Entrainment to an auditory signal: Is attention involved?
Kunert, R., & Jongman, S. R.
Entrainment to an auditory signal: Is attention involved? Journal of Experimental Psychology: General, 146
(1), 77-88. doi:10.1037/xge0000246.
Many natural auditory signals, including music and language, change periodically. The effect of such
auditory rhythms on the brain is unclear however. One widely held view, dynamic attending theory,
proposes that the attentional system entrains to the rhythm and increases attention at moments of
rhythmic salience. In support, 2 experiments reported here show reduced response times to visual letter

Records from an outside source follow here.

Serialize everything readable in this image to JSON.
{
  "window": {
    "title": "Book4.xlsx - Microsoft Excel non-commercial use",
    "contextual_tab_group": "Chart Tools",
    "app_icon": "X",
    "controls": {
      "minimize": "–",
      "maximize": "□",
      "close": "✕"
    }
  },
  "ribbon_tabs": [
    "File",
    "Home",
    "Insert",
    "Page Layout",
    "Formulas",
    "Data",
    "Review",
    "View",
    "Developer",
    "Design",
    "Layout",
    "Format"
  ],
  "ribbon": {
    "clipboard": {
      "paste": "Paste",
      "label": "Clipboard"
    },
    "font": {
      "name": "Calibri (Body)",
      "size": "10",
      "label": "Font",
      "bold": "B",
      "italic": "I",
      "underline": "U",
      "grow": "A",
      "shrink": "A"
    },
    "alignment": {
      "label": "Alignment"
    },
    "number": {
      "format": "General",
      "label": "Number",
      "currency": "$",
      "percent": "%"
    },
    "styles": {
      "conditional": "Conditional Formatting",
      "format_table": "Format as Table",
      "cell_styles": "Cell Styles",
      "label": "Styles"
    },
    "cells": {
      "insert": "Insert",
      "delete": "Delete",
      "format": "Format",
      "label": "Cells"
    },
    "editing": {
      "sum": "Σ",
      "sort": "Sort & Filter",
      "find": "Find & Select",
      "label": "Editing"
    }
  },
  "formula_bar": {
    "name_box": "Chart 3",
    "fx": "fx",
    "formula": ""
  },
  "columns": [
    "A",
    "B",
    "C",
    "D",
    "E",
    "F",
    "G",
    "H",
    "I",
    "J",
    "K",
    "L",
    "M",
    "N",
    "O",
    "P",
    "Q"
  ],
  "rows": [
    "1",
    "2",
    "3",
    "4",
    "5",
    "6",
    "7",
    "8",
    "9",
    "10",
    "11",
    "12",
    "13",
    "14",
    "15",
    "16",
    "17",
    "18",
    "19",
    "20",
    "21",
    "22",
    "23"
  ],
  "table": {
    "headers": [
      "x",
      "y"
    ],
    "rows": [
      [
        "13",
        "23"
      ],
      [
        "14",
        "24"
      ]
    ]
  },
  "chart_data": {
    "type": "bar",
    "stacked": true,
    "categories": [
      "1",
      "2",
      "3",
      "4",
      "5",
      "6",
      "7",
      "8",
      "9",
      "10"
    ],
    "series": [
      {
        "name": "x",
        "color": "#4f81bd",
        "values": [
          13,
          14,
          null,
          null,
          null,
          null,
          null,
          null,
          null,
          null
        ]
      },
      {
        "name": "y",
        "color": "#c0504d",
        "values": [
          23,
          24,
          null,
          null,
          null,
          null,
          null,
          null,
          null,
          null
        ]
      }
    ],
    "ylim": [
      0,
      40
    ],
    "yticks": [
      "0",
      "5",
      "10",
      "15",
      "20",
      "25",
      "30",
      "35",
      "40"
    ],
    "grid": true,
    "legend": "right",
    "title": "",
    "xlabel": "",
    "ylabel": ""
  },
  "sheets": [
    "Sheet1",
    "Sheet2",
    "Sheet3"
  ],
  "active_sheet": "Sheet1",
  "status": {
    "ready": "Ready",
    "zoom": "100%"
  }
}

strings shown at auditory rhythm peaks, compared with rhythm troughs. However, we argue that an
account invoking the entrainment of general attention should further predict rhythm entrainment to also
influence memory for visual stimuli. In 2 pseudoword memory experiments we find evidence against this
prediction. Whether a pseudoword is shown during an auditory rhythm peak or not is irrelevant for its
later recognition memory in silence. Other attention manipulations, dividing attention and focusing
attention, did result in a memory effect. This raises doubts about the suggested attentional nature of
rhythm entrainment. We interpret our findings as support for auditory rhythm perception being based on
auditory-motor entrainment, not general attention entrainment.